Coppée was professor of English at West Point from 1850 to 1855 (when he resigned from the army), and then professor of English literature and history in the University of Pennsylvania from 1855 to 1866. He was selected by Asa Packer as the first president of Lehigh University, an office he filled from 1866 to 1875. He also served as the university's president pro tempore twice: for a few months following the resignation of Lehigh's second President John M. Leavitt (1880), and again, at the passing of Robert A. Lamberton in September 1893 to his own death in Bethlehem, Pennsylvania on March 22, 1895.[2][3]

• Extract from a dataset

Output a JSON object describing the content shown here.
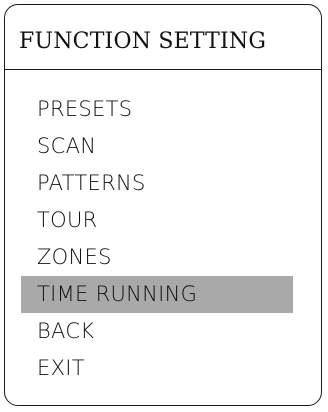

Lehigh University's Coppee Hall (built in 1883) was named for him; it was first a gymnasium, later the home of the Department of Arts and Science, and now is home to the Journalism and Communication program. During Coppée's tenure, much building was done on the new campus. A Moravian church on Packer Avenue was remodeled into Christmas Hall, a house for the president was erected, and Packer Hall, the university center, was built. Coppée lectured in history, logic, rhetoric, political economy and Shakespeare.

Selected works[edit]


  1. ^ Chamberlain, Joshua Lawrence (1901). Universities and Their Sons: University of Pennsylvania. Boston: R. Herndon Company. pp. 334–335. Retrieved 10 February 2015. 
  2. ^ Yates, Willard Ross (1992). Lehigh University: A History of Education in Engineering, Business, and the Human Condition. Bethlehem: Lehigh University Press. pp. 31–32. Retrieved 10 February 2015. 
  3. ^ Yates, W.Ross (1992). Lehigh University. p. 57,89. 


External links[edit]

Preceded by
President of Lehigh University
Succeeded by
John McDowell Leavitt